The award supported research on the role of a protein known as v-erbB in breast cancer. “While that research went absolutely nowhere in my lab,” she said with a laugh, “I'm very happy to report that it went a long way in other people's labs.” The protein is part of a family of proteins that are now targeted with anti-cancer drugs like Herceptin.
Over the past 25 years, Dr. Davidson has gone on to play a pivotal role in major breast cancer treatment advances. She has published key findings on the role of hormones, particularly estrogen, on gene expression and cell growth in breast cancer. In 2007-2008, she served as ASCO's president, a role she says helped her “think more broadly about the totality of cancer, and how we need to approach it going forward.”
For her contributions to breast cancer research and care, Dr. Davidson was presented with the 2010 Gianni Bonadonna Breast Cancer Award. Dr. Davidson said she was honored to receive the award, not just because it recognizes her research, but also because it recognizes the importance of mentoring the next generation of oncologists.

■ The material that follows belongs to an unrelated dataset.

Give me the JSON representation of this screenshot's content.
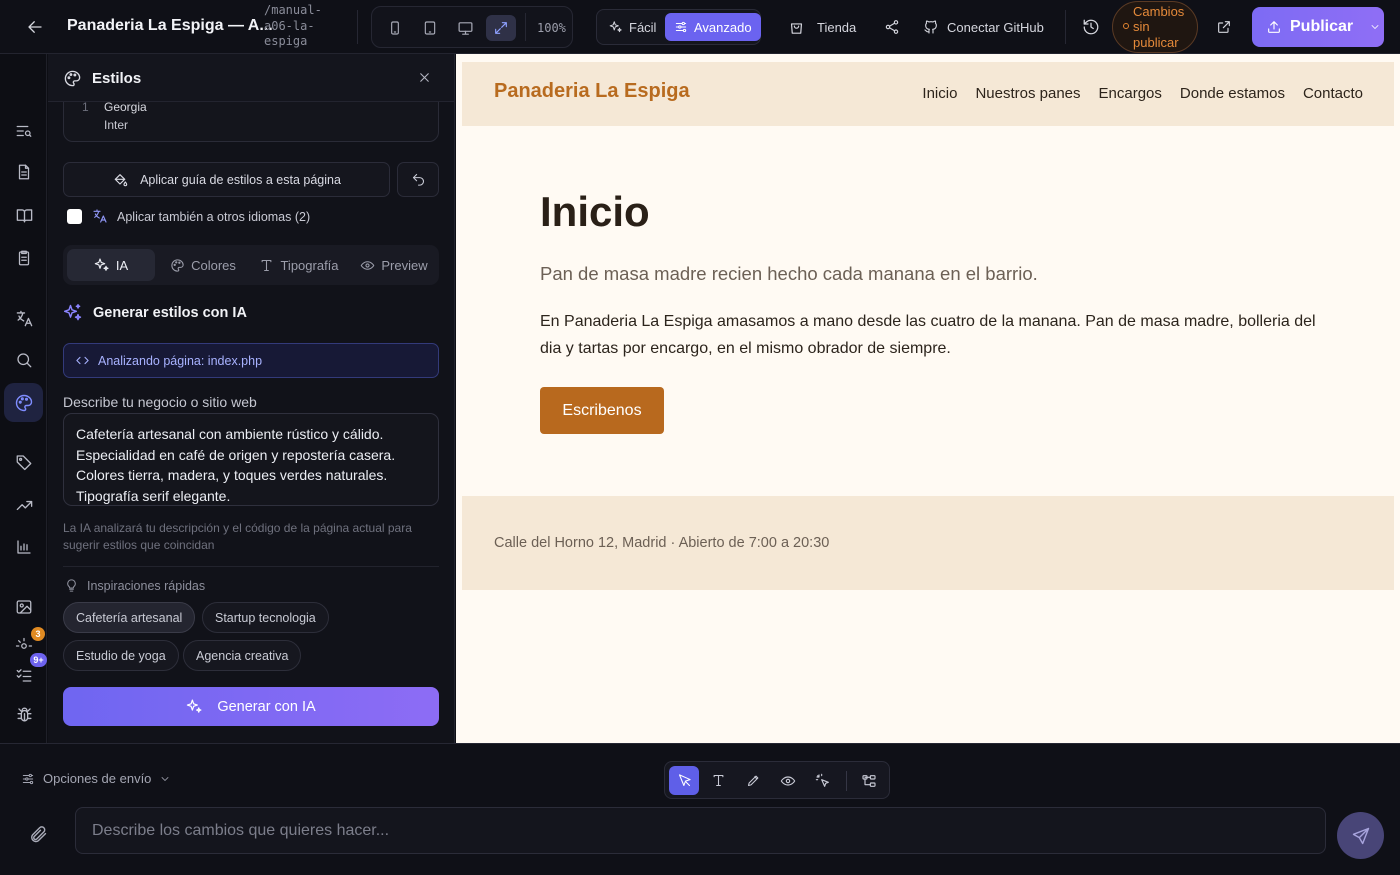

“I'd like to hope that I've given back to younger people in our field in the way that so many have given to me,” she said.
When she mentors younger researchers and physicians - including her own daughter, who recently entered medical school - Dr. Davidson asks them “to keep in mind our overarching goal, which is to do the best thing by our patients. I ask people to keep in mind that good science and good medicine are completely linked.”
Dr. Davidson said working with patients means building a long-term relationship, with both ups and downs. Reflecting on an email she received recently from a patient she cared for 17 years ago, Dr. Davidson said: “I'm delighted to think that someone who was treated so long ago is out and around and able to send me an email to ask a question. But unfortunately she got back in touch because she's had a recurrence of cancer, and I'm really sad that she still has to be in contact with an oncologist.”
Looking to the future of patient-centered cancer care, Dr. Davidson says this is a time “of both great opportunity and great challenge.”
“It's clear that cancer remains a huge health problem - in the United States as well as globally,” she said. “But we've learned so much about cancer, and we're poised to take advantage of that in an even more meaningful way in the future than we have in the past.”
Nancy E. Davidson, MD currently serves as Director of the University of Pittsburgh Cancer Institute and UPMC Cancer Centers. She has published key findings on the role of hormones, particularly estrogen, on gene expression and cell growth in breast cancer, and has also guided several important national clinical trials of potential new therapies, including chemoendocrine therapy for premenopausal breast cancer and antiangiogenesis therapy for advanced disease. Dr. Davidson was president of ASCO from 2007 to 2008 and has served as a member of the scientific advisory boards of numerous foundations. She has received several awards from ASCO, including the 2010 Gianni Bonadonna Breast Cancer Award, The ASCO Cancer Foundation Young Investigator Award, and the American Cancer Society Clinical Oncology Career Development Award.
Last Updated: February 02, 2011